## Your task:
The records below must be returned exactly, with every picture left out.

━━━━━ Given data ━━━━━

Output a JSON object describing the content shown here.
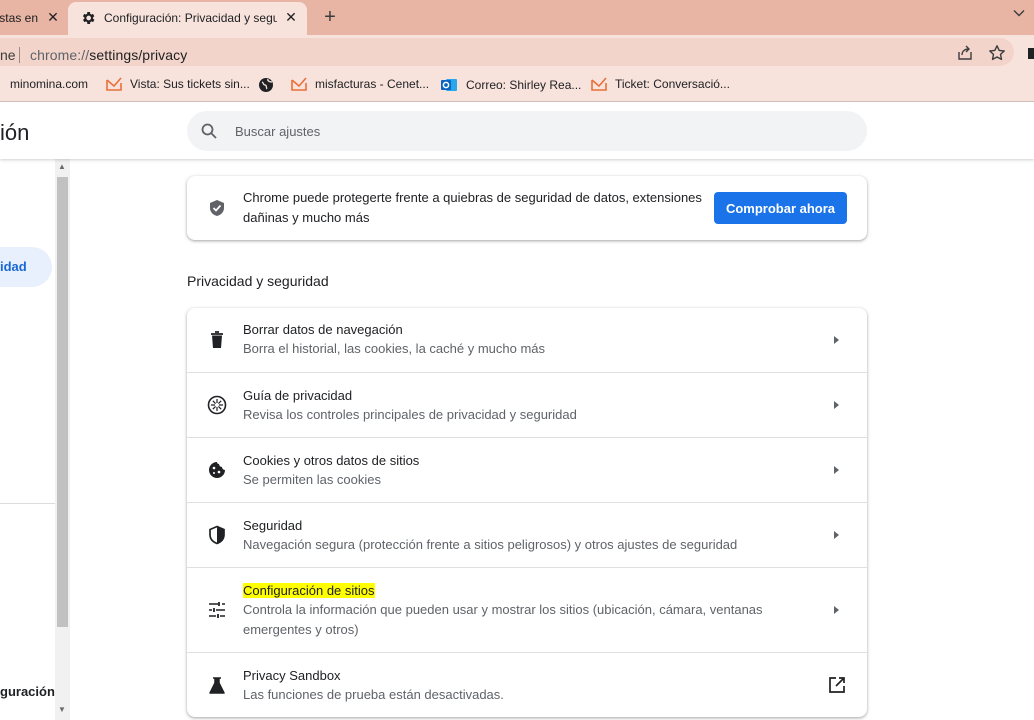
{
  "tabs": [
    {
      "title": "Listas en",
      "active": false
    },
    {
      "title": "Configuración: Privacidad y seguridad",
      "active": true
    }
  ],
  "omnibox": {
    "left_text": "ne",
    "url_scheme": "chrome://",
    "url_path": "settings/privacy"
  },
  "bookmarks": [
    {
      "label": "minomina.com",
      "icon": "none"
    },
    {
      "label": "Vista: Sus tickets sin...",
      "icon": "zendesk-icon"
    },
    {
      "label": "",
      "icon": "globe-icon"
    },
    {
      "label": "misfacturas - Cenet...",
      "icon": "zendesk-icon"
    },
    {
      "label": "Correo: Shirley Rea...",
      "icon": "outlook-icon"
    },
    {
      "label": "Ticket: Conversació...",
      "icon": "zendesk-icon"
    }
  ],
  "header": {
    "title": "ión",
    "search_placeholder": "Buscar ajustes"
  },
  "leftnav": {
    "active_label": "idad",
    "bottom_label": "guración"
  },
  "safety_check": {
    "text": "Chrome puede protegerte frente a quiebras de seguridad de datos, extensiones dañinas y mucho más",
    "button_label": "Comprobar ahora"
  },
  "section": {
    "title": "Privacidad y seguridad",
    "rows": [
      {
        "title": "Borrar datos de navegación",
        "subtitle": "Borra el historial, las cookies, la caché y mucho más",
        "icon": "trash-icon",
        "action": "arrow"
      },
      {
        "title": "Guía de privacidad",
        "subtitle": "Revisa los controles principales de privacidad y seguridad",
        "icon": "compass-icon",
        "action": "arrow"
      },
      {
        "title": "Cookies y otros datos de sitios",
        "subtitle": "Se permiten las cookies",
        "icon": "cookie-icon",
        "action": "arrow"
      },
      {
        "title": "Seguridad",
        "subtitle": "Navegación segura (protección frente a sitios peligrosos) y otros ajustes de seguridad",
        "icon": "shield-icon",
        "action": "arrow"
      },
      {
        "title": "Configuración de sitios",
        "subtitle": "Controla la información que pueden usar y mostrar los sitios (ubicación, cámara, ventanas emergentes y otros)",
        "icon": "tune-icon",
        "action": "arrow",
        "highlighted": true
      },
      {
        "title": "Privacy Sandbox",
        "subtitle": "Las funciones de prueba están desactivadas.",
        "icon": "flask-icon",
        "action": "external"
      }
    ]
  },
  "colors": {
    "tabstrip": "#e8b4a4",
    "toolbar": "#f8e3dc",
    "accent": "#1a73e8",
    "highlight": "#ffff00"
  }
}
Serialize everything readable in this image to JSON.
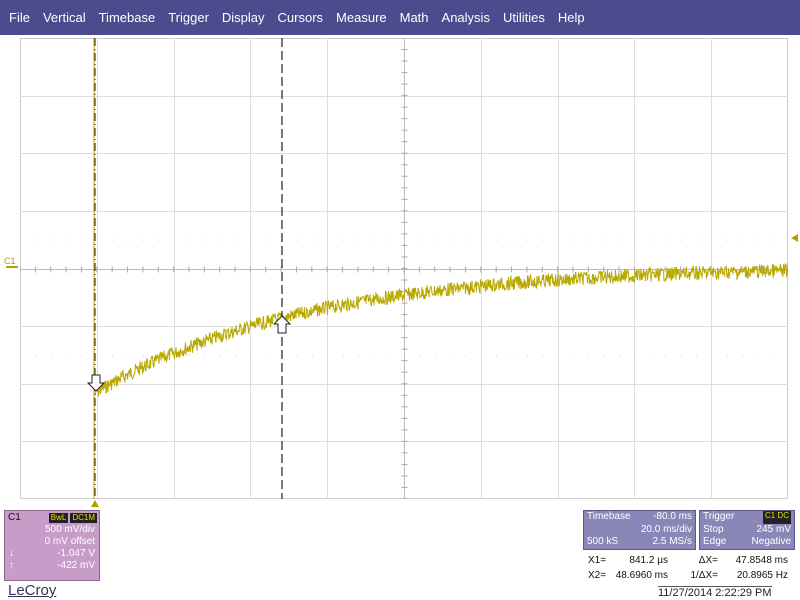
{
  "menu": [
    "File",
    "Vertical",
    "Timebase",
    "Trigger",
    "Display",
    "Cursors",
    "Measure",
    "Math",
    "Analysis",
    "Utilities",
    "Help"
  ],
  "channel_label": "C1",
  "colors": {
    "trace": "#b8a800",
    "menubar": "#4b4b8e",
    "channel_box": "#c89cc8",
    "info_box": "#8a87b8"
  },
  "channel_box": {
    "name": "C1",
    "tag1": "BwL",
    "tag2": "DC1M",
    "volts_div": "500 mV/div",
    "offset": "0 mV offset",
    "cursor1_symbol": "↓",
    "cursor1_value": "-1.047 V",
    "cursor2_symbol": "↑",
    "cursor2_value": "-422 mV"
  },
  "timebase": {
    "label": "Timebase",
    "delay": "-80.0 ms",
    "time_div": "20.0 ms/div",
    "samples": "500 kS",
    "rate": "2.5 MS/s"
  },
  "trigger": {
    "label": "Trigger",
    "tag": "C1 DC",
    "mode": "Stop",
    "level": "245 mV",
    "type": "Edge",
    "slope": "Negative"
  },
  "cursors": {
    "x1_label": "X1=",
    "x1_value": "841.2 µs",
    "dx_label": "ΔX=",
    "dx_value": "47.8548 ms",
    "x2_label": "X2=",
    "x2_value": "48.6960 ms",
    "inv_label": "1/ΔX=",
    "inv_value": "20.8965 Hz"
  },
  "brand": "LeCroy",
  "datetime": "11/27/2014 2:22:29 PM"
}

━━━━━

## Task answer:
Output a JSON object describing the content shown here.
{
  "tabs": [
    {
      "title": "Listas en",
      "active": false
    },
    {
      "title": "Configuración: Privacidad y seguridad",
      "active": true
    }
  ],
  "omnibox": {
    "left_text": "ne",
    "url_scheme": "chrome://",
    "url_path": "settings/privacy"
  },
  "bookmarks": [
    {
      "label": "minomina.com",
      "icon": "none"
    },
    {
      "label": "Vista: Sus tickets sin...",
      "icon": "zendesk-icon"
    },
    {
      "label": "",
      "icon": "globe-icon"
    },
    {
      "label": "misfacturas - Cenet...",
      "icon": "zendesk-icon"
    },
    {
      "label": "Correo: Shirley Rea...",
      "icon": "outlook-icon"
    },
    {
      "label": "Ticket: Conversació...",
      "icon": "zendesk-icon"
    }
  ],
  "header": {
    "title": "ión",
    "search_placeholder": "Buscar ajustes"
  },
  "leftnav": {
    "active_label": "idad",
    "bottom_label": "guración"
  },
  "safety_check": {
    "text": "Chrome puede protegerte frente a quiebras de seguridad de datos, extensiones dañinas y mucho más",
    "button_label": "Comprobar ahora"
  },
  "section": {
    "title": "Privacidad y seguridad",
    "rows": [
      {
        "title": "Borrar datos de navegación",
        "subtitle": "Borra el historial, las cookies, la caché y mucho más",
        "icon": "trash-icon",
        "action": "arrow"
      },
      {
        "title": "Guía de privacidad",
        "subtitle": "Revisa los controles principales de privacidad y seguridad",
        "icon": "compass-icon",
        "action": "arrow"
      },
      {
        "title": "Cookies y otros datos de sitios",
        "subtitle": "Se permiten las cookies",
        "icon": "cookie-icon",
        "action": "arrow"
      },
      {
        "title": "Seguridad",
        "subtitle": "Navegación segura (protección frente a sitios peligrosos) y otros ajustes de seguridad",
        "icon": "shield-icon",
        "action": "arrow"
      },
      {
        "title": "Configuración de sitios",
        "subtitle": "Controla la información que pueden usar y mostrar los sitios (ubicación, cámara, ventanas emergentes y otros)",
        "icon": "tune-icon",
        "action": "arrow",
        "highlighted": true
      },
      {
        "title": "Privacy Sandbox",
        "subtitle": "Las funciones de prueba están desactivadas.",
        "icon": "flask-icon",
        "action": "external"
      }
    ]
  },
  "colors": {
    "tabstrip": "#e8b4a4",
    "toolbar": "#f8e3dc",
    "accent": "#1a73e8",
    "highlight": "#ffff00"
  }
}
Serialize everything readable in this image to JSON.
{
  "menu": [
    "File",
    "Vertical",
    "Timebase",
    "Trigger",
    "Display",
    "Cursors",
    "Measure",
    "Math",
    "Analysis",
    "Utilities",
    "Help"
  ],
  "channel_label": "C1",
  "colors": {
    "trace": "#b8a800",
    "menubar": "#4b4b8e",
    "channel_box": "#c89cc8",
    "info_box": "#8a87b8"
  },
  "channel_box": {
    "name": "C1",
    "tag1": "BwL",
    "tag2": "DC1M",
    "volts_div": "500 mV/div",
    "offset": "0 mV offset",
    "cursor1_symbol": "↓",
    "cursor1_value": "-1.047 V",
    "cursor2_symbol": "↑",
    "cursor2_value": "-422 mV"
  },
  "timebase": {
    "label": "Timebase",
    "delay": "-80.0 ms",
    "time_div": "20.0 ms/div",
    "samples": "500 kS",
    "rate": "2.5 MS/s"
  },
  "trigger": {
    "label": "Trigger",
    "tag": "C1 DC",
    "mode": "Stop",
    "level": "245 mV",
    "type": "Edge",
    "slope": "Negative"
  },
  "cursors": {
    "x1_label": "X1=",
    "x1_value": "841.2 µs",
    "dx_label": "ΔX=",
    "dx_value": "47.8548 ms",
    "x2_label": "X2=",
    "x2_value": "48.6960 ms",
    "inv_label": "1/ΔX=",
    "inv_value": "20.8965 Hz"
  },
  "brand": "LeCroy",
  "datetime": "11/27/2014 2:22:29 PM"
}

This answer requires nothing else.